President's Message: Investing in Schools and Keep Organizing
Our Nation’s infrastructure is in shambles. Every four years, the American Society of Civil Engineers (ASCE) publishes a report called “Failure to Act: Closing the Infrastructure Investment Gap for America’s Economic Future,” which grades the current state of national infrastructure on a scale of A through F. The most recent report gave America a grade of D for failing to address the growing gap between infrastructure needs and investment. Maintaining and rebuilding infrastructure is critical to our economy. It impacts our economic productivity and our ability to compete in the global market. It also effects our safety and quality of life.
Although gridlock seems to characterize the state of our government in Washington, there is potential for bipartisan agreement on investing in our nation’s infrastructure.
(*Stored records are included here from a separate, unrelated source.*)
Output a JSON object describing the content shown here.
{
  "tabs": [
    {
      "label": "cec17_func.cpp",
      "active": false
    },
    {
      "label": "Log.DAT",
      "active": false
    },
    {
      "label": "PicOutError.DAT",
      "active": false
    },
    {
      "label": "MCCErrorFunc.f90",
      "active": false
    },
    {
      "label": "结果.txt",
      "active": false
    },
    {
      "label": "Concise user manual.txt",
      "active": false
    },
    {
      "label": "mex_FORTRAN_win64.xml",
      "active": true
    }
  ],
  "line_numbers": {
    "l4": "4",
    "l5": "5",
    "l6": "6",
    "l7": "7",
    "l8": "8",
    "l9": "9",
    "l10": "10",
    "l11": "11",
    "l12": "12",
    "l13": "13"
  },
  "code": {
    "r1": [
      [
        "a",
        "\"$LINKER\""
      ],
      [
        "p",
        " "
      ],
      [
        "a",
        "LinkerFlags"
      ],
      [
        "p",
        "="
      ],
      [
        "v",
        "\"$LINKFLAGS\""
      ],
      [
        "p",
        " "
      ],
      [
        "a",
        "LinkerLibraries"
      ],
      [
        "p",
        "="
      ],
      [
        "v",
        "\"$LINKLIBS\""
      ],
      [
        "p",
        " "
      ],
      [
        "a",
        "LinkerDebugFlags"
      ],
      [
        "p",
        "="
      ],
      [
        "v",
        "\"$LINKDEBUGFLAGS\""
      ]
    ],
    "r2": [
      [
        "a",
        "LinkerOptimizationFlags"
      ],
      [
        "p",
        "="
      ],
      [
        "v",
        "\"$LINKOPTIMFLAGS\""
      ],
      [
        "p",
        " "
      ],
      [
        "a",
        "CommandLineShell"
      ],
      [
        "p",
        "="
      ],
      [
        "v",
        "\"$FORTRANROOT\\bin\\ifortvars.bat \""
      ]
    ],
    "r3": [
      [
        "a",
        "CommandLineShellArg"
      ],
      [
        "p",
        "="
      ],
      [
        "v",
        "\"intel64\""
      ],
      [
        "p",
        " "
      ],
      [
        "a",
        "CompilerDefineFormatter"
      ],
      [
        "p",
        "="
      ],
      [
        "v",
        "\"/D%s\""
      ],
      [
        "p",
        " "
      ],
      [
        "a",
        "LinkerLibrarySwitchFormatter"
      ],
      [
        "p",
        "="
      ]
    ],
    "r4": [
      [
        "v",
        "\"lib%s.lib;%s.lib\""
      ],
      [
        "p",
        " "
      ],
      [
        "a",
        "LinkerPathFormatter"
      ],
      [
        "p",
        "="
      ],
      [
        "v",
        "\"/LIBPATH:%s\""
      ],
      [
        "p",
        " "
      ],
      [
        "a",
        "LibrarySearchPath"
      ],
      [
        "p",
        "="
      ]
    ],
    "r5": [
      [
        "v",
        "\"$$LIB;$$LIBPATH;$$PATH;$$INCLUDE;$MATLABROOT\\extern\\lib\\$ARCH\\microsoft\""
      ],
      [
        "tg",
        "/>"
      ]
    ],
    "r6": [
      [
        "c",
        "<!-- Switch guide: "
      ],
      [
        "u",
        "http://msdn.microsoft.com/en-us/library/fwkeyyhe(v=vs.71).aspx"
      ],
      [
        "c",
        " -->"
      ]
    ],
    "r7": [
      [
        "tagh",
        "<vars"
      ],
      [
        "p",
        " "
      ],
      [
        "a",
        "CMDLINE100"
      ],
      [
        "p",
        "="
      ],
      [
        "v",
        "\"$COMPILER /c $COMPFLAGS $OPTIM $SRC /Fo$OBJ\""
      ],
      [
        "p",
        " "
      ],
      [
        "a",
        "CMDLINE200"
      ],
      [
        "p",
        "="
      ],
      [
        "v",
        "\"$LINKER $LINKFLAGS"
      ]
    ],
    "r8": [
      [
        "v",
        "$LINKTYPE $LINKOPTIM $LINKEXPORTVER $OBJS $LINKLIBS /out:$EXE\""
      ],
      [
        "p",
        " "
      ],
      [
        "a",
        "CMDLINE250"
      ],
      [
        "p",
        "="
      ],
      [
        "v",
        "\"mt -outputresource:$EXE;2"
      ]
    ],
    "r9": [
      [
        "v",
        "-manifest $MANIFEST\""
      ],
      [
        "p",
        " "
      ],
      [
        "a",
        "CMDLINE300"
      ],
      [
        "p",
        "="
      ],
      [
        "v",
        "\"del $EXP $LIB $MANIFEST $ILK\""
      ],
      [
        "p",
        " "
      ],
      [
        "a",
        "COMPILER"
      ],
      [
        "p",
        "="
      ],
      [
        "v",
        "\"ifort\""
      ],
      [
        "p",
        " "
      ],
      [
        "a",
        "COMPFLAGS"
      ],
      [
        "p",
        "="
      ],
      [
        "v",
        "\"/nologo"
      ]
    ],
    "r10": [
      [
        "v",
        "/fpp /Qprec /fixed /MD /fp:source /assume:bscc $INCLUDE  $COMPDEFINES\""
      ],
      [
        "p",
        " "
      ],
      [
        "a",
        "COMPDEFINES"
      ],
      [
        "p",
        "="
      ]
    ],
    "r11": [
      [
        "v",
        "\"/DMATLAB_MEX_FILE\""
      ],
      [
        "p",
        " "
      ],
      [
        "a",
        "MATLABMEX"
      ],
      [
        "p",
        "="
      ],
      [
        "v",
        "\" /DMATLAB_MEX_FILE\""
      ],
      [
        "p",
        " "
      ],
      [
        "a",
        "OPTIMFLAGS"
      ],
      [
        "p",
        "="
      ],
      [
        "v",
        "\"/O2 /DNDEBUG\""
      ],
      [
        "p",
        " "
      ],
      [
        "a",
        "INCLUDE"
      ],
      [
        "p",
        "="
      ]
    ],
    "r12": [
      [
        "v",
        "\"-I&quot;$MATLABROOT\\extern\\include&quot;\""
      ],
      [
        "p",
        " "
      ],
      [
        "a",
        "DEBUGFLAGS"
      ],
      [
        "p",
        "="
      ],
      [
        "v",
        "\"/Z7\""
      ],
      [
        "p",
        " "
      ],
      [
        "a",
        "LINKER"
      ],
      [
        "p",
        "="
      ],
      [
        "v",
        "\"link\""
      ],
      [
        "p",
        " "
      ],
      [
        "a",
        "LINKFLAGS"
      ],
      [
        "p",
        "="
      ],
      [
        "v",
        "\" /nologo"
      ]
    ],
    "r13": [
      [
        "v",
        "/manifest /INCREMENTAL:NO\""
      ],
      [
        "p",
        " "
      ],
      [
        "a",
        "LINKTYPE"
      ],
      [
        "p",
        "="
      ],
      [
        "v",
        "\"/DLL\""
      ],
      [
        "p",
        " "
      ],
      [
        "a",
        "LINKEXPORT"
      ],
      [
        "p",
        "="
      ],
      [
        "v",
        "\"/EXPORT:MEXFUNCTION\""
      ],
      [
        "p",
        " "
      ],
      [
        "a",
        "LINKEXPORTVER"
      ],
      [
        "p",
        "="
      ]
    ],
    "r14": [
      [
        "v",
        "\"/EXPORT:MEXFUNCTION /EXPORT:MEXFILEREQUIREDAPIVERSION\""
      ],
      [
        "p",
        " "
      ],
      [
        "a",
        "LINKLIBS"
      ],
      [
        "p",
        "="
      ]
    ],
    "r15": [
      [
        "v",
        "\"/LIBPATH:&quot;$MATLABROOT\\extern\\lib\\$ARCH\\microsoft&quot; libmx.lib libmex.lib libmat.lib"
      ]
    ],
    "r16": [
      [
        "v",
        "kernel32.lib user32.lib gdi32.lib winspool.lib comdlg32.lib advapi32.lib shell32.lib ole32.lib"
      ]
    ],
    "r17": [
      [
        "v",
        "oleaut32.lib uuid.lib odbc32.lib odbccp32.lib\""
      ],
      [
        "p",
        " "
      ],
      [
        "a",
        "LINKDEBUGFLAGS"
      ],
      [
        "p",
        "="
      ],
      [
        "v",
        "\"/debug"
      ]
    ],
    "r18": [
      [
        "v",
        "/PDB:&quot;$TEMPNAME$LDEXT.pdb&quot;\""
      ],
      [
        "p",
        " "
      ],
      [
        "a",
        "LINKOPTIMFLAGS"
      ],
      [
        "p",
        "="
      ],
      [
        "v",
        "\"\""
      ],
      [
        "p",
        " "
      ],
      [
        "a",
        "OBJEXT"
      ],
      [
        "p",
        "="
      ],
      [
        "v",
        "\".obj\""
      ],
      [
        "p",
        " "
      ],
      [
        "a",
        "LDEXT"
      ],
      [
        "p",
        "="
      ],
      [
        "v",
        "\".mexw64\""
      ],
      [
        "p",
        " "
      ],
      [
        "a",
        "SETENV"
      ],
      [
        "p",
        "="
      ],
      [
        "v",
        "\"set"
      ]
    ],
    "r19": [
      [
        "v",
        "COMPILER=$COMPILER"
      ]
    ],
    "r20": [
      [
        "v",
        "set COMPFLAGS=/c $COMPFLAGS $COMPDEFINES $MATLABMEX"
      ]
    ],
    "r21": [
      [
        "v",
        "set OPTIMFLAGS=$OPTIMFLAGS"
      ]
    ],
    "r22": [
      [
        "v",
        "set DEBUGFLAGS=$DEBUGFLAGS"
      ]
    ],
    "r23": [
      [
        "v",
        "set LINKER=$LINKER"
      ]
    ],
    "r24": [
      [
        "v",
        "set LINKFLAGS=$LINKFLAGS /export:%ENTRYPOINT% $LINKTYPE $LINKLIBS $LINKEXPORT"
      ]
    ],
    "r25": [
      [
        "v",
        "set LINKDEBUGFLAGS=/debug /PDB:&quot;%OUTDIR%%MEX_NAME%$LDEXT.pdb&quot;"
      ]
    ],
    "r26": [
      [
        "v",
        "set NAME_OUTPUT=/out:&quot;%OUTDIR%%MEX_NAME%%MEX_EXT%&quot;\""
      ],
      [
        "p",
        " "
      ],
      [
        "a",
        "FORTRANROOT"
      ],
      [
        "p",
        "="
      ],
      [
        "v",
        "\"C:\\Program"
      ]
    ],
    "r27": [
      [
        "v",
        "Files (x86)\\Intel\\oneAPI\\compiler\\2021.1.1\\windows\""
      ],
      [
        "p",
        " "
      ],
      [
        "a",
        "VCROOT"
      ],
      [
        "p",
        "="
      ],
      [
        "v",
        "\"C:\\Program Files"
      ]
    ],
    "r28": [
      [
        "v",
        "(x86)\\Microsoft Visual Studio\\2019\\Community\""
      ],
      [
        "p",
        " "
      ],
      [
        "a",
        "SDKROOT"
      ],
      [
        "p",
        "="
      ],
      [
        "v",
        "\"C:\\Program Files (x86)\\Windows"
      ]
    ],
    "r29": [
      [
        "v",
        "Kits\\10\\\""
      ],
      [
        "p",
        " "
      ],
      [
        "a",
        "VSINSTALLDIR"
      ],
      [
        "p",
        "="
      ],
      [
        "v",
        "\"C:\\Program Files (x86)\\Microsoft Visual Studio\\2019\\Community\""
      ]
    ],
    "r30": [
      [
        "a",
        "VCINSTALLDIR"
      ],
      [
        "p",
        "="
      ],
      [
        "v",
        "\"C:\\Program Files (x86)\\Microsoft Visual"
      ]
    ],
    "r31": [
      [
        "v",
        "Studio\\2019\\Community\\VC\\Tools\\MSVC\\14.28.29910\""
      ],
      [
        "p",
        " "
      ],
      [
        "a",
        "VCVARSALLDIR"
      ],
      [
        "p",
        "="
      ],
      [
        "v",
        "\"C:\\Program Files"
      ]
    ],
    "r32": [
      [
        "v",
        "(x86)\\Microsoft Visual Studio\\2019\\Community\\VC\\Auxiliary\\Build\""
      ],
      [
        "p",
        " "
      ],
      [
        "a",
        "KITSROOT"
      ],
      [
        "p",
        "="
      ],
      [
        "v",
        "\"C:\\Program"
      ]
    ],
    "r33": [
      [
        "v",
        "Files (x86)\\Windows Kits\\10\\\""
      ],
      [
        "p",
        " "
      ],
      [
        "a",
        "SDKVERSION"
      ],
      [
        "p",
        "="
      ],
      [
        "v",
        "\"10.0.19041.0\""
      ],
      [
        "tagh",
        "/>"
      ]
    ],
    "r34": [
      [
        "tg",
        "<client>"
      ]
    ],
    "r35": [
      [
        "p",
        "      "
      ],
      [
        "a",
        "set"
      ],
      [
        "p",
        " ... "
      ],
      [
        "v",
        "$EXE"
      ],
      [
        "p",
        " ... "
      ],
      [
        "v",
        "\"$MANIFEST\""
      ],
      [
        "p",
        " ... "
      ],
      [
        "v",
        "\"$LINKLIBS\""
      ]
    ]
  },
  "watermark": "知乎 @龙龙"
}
The Congress and President Trump have identified infrastructure as a priority. Investing in infrastructure is urgently needed, and will create jobs, boost the economy and strengthen the middle class.
While many think of infrastructure as roads and bridges and other transportation related categories, it also includes our schools. It is critically important that our nation’s young people have access to a quality education in buildings that are safe and conducive to learning. That is why I was proud to join with Congressman Robert C. Scott (D-VA) and Senator Jack Reid (D-RI) to celebrate the introduction of the Rebuild America’s Schools Act (see page 14). If enacted and fully funded, the Rebuild America’s Schools Act would create nearly two million new jobs, many of which would go to our members.
As you know, organizing new members and contractors is a priority for our Union. I’m pleased to report that BAC Locals and ADCs signed over 80 new contractors in 2018 who have already reported work hours. That doesn’t include contractors who were already signed in other Local unions areas, or contractors that signed project only agreements or about 20 additional contractors that have yet to report work hours. No, that’s over 80 signatories that are completely new to BAC, that are paying wages and benefits to our members today, and who were brought in through your efforts.
Some came in thanks to relentless top-down meetings, while others signed because of grassroots organizing of their craftworkers. Some are small shops that only employ the owner and a helper, while others have aspirations to dominate their market. Some brought in entire crews of new members when they signed, while others needed access to our existing membership. But they all have one important thing in common: every single new contractor that we organize provides new work opportunities to our members and eliminates work opportunities for non-union contractors. And that’s the name of the game. That’s how we build market share, and that’s how we build power on the jobsite and at the negotiating table.
Recently, the Pacific Northwest ADC signed LDC Inc., a non-union contractor in Southern Oregon, which as a result added 20 members to the BAC family (page 6). Through the top-down organizing campaign, our Local built up the trust necessary over a course of six months to add the contractor to our team. That’s great news, and I know that there are more stories like this across North America.
Now, this is only a start. We need to keep our forward momentum going. If we brought in 80 to 100 contractors in 2018, then we need to do at least as well in 2019. It's your focus and commitment to growing our Union that gets the job done. Let’s keep up the good work, keep organizing, and show the industry that BAC is here to stay.